**PROBLEM**. Across the following data, state how many lines include the word "paid". Provide the number alone.

(Entries from a dataset of interfaces)
-- -- --
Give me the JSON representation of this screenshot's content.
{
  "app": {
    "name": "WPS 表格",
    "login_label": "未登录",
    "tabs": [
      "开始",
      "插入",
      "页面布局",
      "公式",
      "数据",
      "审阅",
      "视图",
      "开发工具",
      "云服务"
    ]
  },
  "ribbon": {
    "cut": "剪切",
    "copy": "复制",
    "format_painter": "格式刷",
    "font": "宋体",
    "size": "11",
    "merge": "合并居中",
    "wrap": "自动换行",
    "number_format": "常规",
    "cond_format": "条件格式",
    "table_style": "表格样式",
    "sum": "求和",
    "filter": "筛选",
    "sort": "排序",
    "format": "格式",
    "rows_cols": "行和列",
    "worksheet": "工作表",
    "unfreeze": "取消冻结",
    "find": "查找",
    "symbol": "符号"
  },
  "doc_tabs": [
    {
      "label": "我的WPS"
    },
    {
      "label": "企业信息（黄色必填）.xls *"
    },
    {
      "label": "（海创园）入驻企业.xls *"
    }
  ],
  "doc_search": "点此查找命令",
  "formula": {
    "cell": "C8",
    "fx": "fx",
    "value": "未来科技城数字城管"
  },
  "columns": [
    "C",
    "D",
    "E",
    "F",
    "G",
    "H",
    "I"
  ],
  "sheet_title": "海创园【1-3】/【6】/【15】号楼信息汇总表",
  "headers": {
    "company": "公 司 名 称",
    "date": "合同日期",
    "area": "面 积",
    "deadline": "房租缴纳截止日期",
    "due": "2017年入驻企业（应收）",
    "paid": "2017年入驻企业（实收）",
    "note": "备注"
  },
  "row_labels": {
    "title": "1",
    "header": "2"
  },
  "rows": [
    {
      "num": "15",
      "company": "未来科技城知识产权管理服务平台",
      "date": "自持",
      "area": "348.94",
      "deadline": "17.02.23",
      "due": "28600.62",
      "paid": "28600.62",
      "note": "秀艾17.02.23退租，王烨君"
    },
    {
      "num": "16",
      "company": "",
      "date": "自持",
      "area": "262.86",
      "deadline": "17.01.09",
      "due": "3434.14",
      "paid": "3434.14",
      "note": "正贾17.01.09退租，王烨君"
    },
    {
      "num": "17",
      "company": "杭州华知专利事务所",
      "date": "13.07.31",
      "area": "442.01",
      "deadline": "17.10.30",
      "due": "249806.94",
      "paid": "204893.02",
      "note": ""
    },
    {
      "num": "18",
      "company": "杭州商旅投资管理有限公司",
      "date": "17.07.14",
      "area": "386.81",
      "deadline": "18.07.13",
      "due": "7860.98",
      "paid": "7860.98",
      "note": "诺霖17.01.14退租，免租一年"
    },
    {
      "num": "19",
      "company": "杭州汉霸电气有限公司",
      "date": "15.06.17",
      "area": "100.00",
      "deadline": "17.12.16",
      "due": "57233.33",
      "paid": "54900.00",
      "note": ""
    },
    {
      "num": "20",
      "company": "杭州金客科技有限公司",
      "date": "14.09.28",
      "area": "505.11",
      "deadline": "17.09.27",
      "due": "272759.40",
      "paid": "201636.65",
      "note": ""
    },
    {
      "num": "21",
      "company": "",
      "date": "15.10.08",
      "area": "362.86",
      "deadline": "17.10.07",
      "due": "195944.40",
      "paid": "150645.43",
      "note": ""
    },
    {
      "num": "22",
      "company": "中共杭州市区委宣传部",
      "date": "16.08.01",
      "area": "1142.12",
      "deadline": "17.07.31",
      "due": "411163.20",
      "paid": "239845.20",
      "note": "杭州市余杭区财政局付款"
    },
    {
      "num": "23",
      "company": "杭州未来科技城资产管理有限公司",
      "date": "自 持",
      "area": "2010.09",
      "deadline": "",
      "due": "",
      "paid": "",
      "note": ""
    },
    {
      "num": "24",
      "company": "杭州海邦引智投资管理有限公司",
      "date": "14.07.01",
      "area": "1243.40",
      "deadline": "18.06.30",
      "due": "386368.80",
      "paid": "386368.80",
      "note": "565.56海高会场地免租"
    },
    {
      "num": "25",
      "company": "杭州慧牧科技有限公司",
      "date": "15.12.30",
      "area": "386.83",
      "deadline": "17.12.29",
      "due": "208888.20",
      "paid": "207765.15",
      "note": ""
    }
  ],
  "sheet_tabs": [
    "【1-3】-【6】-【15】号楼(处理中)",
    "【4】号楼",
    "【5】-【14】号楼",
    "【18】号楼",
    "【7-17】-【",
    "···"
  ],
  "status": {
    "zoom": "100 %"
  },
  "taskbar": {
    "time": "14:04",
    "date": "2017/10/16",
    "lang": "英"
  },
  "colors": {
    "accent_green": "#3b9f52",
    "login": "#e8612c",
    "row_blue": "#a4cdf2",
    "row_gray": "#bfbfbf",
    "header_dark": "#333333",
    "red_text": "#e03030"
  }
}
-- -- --
**TASK SOLUTION**. 12